▸ Problem description:
An exact printout of all the entries is required.

▸ Data for review:
------
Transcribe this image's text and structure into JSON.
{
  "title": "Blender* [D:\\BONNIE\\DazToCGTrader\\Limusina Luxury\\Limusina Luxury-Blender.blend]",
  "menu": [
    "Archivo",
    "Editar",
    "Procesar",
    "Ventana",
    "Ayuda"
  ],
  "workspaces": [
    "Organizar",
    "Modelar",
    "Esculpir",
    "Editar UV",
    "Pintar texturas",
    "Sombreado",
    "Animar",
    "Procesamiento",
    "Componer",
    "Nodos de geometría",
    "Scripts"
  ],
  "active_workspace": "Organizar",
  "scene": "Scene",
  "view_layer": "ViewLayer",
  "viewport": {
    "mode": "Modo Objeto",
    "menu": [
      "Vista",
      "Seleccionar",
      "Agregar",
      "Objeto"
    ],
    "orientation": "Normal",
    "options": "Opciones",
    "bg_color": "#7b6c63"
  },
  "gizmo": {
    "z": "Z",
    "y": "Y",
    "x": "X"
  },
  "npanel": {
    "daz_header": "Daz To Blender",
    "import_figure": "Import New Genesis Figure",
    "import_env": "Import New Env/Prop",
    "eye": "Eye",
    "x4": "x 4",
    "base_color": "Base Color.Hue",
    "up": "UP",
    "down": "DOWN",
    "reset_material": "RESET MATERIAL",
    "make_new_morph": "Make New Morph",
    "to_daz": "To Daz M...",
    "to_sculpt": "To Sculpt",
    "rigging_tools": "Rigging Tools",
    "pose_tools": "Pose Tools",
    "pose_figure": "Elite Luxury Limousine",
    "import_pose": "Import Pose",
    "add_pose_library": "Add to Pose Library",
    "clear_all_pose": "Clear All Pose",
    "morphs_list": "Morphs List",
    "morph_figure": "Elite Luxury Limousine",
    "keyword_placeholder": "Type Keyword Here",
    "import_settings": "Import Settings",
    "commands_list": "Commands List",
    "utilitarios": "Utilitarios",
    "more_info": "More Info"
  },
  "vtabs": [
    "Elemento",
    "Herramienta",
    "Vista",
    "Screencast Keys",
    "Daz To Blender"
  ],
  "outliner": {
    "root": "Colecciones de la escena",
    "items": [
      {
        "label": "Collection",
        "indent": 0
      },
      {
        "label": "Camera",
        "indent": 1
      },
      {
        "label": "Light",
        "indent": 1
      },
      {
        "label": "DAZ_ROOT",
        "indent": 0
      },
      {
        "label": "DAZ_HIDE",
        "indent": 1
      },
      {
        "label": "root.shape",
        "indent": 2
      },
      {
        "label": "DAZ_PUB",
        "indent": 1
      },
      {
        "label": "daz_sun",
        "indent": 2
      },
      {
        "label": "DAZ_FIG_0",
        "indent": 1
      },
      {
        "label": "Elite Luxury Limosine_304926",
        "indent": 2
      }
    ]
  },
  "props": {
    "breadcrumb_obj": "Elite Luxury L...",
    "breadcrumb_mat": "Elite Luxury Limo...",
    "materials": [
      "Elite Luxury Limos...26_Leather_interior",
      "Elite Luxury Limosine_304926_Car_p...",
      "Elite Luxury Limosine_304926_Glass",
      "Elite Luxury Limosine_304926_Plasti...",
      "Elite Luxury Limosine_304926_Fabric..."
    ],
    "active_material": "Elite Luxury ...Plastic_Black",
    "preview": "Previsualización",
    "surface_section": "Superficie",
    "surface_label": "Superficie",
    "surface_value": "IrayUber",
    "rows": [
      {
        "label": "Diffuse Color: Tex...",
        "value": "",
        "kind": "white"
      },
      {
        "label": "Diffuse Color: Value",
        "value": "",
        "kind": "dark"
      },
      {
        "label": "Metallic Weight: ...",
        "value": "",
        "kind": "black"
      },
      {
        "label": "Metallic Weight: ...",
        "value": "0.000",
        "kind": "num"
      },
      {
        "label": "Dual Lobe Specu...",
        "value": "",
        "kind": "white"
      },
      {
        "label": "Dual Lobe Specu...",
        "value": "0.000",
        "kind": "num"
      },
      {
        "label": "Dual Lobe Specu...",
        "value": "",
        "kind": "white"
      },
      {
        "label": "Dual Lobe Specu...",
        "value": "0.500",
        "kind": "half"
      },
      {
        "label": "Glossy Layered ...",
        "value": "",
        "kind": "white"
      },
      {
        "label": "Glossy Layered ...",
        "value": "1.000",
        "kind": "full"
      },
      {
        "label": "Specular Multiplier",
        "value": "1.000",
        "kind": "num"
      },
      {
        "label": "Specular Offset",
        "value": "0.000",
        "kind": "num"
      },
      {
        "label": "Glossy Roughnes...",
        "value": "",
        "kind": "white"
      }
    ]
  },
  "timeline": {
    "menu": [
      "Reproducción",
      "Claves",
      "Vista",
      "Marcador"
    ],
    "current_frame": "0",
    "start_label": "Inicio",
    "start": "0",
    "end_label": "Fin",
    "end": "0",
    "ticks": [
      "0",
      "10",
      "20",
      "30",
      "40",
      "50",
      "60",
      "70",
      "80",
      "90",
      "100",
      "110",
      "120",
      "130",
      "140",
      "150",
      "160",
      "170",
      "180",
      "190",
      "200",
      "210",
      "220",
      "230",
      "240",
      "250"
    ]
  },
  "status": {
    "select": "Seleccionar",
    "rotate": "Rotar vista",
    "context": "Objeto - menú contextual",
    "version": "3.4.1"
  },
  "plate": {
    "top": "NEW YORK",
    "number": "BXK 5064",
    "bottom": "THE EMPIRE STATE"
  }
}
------
▸ Solved problem:
Transcribe this image's text and structure into JSON.
{
  "title": "Blender* [D:\\BONNIE\\DazToCGTrader\\Limusina Luxury\\Limusina Luxury-Blender.blend]",
  "menu": [
    "Archivo",
    "Editar",
    "Procesar",
    "Ventana",
    "Ayuda"
  ],
  "workspaces": [
    "Organizar",
    "Modelar",
    "Esculpir",
    "Editar UV",
    "Pintar texturas",
    "Sombreado",
    "Animar",
    "Procesamiento",
    "Componer",
    "Nodos de geometría",
    "Scripts"
  ],
  "active_workspace": "Organizar",
  "scene": "Scene",
  "view_layer": "ViewLayer",
  "viewport": {
    "mode": "Modo Objeto",
    "menu": [
      "Vista",
      "Seleccionar",
      "Agregar",
      "Objeto"
    ],
    "orientation": "Normal",
    "options": "Opciones",
    "bg_color": "#7b6c63"
  },
  "gizmo": {
    "z": "Z",
    "y": "Y",
    "x": "X"
  },
  "npanel": {
    "daz_header": "Daz To Blender",
    "import_figure": "Import New Genesis Figure",
    "import_env": "Import New Env/Prop",
    "eye": "Eye",
    "x4": "x 4",
    "base_color": "Base Color.Hue",
    "up": "UP",
    "down": "DOWN",
    "reset_material": "RESET MATERIAL",
    "make_new_morph": "Make New Morph",
    "to_daz": "To Daz M...",
    "to_sculpt": "To Sculpt",
    "rigging_tools": "Rigging Tools",
    "pose_tools": "Pose Tools",
    "pose_figure": "Elite Luxury Limousine",
    "import_pose": "Import Pose",
    "add_pose_library": "Add to Pose Library",
    "clear_all_pose": "Clear All Pose",
    "morphs_list": "Morphs List",
    "morph_figure": "Elite Luxury Limousine",
    "keyword_placeholder": "Type Keyword Here",
    "import_settings": "Import Settings",
    "commands_list": "Commands List",
    "utilitarios": "Utilitarios",
    "more_info": "More Info"
  },
  "vtabs": [
    "Elemento",
    "Herramienta",
    "Vista",
    "Screencast Keys",
    "Daz To Blender"
  ],
  "outliner": {
    "root": "Colecciones de la escena",
    "items": [
      {
        "label": "Collection",
        "indent": 0
      },
      {
        "label": "Camera",
        "indent": 1
      },
      {
        "label": "Light",
        "indent": 1
      },
      {
        "label": "DAZ_ROOT",
        "indent": 0
      },
      {
        "label": "DAZ_HIDE",
        "indent": 1
      },
      {
        "label": "root.shape",
        "indent": 2
      },
      {
        "label": "DAZ_PUB",
        "indent": 1
      },
      {
        "label": "daz_sun",
        "indent": 2
      },
      {
        "label": "DAZ_FIG_0",
        "indent": 1
      },
      {
        "label": "Elite Luxury Limosine_304926",
        "indent": 2
      }
    ]
  },
  "props": {
    "breadcrumb_obj": "Elite Luxury L...",
    "breadcrumb_mat": "Elite Luxury Limo...",
    "materials": [
      "Elite Luxury Limos...26_Leather_interior",
      "Elite Luxury Limosine_304926_Car_p...",
      "Elite Luxury Limosine_304926_Glass",
      "Elite Luxury Limosine_304926_Plasti...",
      "Elite Luxury Limosine_304926_Fabric..."
    ],
    "active_material": "Elite Luxury ...Plastic_Black",
    "preview": "Previsualización",
    "surface_section": "Superficie",
    "surface_label": "Superficie",
    "surface_value": "IrayUber",
    "rows": [
      {
        "label": "Diffuse Color: Tex...",
        "value": "",
        "kind": "white"
      },
      {
        "label": "Diffuse Color: Value",
        "value": "",
        "kind": "dark"
      },
      {
        "label": "Metallic Weight: ...",
        "value": "",
        "kind": "black"
      },
      {
        "label": "Metallic Weight: ...",
        "value": "0.000",
        "kind": "num"
      },
      {
        "label": "Dual Lobe Specu...",
        "value": "",
        "kind": "white"
      },
      {
        "label": "Dual Lobe Specu...",
        "value": "0.000",
        "kind": "num"
      },
      {
        "label": "Dual Lobe Specu...",
        "value": "",
        "kind": "white"
      },
      {
        "label": "Dual Lobe Specu...",
        "value": "0.500",
        "kind": "half"
      },
      {
        "label": "Glossy Layered ...",
        "value": "",
        "kind": "white"
      },
      {
        "label": "Glossy Layered ...",
        "value": "1.000",
        "kind": "full"
      },
      {
        "label": "Specular Multiplier",
        "value": "1.000",
        "kind": "num"
      },
      {
        "label": "Specular Offset",
        "value": "0.000",
        "kind": "num"
      },
      {
        "label": "Glossy Roughnes...",
        "value": "",
        "kind": "white"
      }
    ]
  },
  "timeline": {
    "menu": [
      "Reproducción",
      "Claves",
      "Vista",
      "Marcador"
    ],
    "current_frame": "0",
    "start_label": "Inicio",
    "start": "0",
    "end_label": "Fin",
    "end": "0",
    "ticks": [
      "0",
      "10",
      "20",
      "30",
      "40",
      "50",
      "60",
      "70",
      "80",
      "90",
      "100",
      "110",
      "120",
      "130",
      "140",
      "150",
      "160",
      "170",
      "180",
      "190",
      "200",
      "210",
      "220",
      "230",
      "240",
      "250"
    ]
  },
  "status": {
    "select": "Seleccionar",
    "rotate": "Rotar vista",
    "context": "Objeto - menú contextual",
    "version": "3.4.1"
  },
  "plate": {
    "top": "NEW YORK",
    "number": "BXK 5064",
    "bottom": "THE EMPIRE STATE"
  }
}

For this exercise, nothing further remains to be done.